Multi-talented Gravell also acted in the 1992 film Damage
"If I hadn't told him to jump back into bed his career would've been over before it started. He did get back into bed and of course the rest is history. But that was his strength. He was a bag of nerves but then when he stepped onto the field he just exploded."
John Dawes, the Wales coach who gave Gravell that first cap in Paris, recalled the immense pride - and nerves - the young player felt before making his international debut.
"I always remember we were in the dressing rooms before the game," he said.

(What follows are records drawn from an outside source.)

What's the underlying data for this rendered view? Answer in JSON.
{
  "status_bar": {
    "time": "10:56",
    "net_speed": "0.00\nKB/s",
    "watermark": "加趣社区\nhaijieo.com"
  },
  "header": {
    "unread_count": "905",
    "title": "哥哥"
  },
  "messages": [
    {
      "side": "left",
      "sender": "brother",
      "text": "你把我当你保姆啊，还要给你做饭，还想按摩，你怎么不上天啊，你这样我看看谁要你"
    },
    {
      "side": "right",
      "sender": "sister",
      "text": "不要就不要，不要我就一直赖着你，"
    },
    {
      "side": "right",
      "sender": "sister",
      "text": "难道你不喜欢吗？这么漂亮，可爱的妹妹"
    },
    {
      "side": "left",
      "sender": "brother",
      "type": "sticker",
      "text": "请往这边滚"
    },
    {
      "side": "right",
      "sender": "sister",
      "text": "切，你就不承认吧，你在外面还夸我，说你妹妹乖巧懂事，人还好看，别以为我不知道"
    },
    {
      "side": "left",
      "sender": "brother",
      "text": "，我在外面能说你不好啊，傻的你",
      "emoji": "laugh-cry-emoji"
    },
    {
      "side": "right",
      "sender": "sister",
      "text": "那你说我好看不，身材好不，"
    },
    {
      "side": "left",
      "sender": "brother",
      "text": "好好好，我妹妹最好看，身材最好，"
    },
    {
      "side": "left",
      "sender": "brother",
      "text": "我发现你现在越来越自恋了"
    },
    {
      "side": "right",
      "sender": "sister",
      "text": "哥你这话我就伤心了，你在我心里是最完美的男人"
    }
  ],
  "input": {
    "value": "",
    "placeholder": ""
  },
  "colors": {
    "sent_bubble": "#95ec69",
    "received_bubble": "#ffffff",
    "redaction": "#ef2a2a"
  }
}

"We lost Grav, we didn't know where he was and then all of a sudden we could hear a noise in the other room, the WC in one of the cubicles, and there was someone singing Welsh songs to Dafydd Iwan [the Welsh folk singer].
"And so Derek Quinnell took the mantle and went up and knocked the door and he said, 'Grav, is that you?' 'Yes.' 'What's wrong?' 'Ah, I'm nervous,' he said. 'Ah, come on, come on out.'
Gravell was part of the Lions tour to South Africa in 1980
"With that he came out and I tell you that the man was 10ft tall because he was so proud of the occasion, nervous of the day but proud to be representing Wales."
BBC Wales colleague Roy Noble added: "I remember broadcasting with him in Dublin and we'd had a heavy night and about 3.30 in the morning the phone rings in my bedroom and I pick it up and he says, 'it's Grav' and I said 'What's the matter?'
"He said, 'tell me Roy, what do you think of me really?"
Former team-mates remember a shy, young Gravell joining his beloved Llanelli Scarlets, a team he would go on to captain and of which he would later become president.
Recalling the Scarlets' famous victory over the All Blacks in 1972, ex-team-mate Phil Bennett said: "I'm looking in the dressing room and I can see him opening the telegram from his mother... someone had kept it 'til last knowing it would wind him up.
"And he just read that and burst into tears."
Off the rugby pitch, Gravell was a man whose pride in Wales and its language was shown in his role as a member of the Gorsedd of Bards and in his Eisteddfod duties as keeper of the ceremonial sword until earlier this year.
He was also one of BBC Wales's best-loved broadcasters on Radio Cymru, Radio Wales and on television as a rugby commentator and pundit.
He even gained success in the world of films, playing, among other roles, Jeremy Irons' character's chauffeur in the Oscar-nominated 1992 Louis Malle film Damage.
But his true pride lay with his family - wife Mari and daughters Manon, 11, and Gwennan, eight - with whom he still lived in his home village of Mynyddygarreg, near Kidwelly, in a street named after him - Heol Ray Gravell.
Mr Noble added: "I bought him this Welsh whiskey in a round bottle in a big wooden case and every time we met, somewhere in the conversation he'd say 'I haven't opened it yet.'
"'I tell you when I'm going to open it: I'm going to open it when Manon gets married.' It's a poignant moment isn't it?"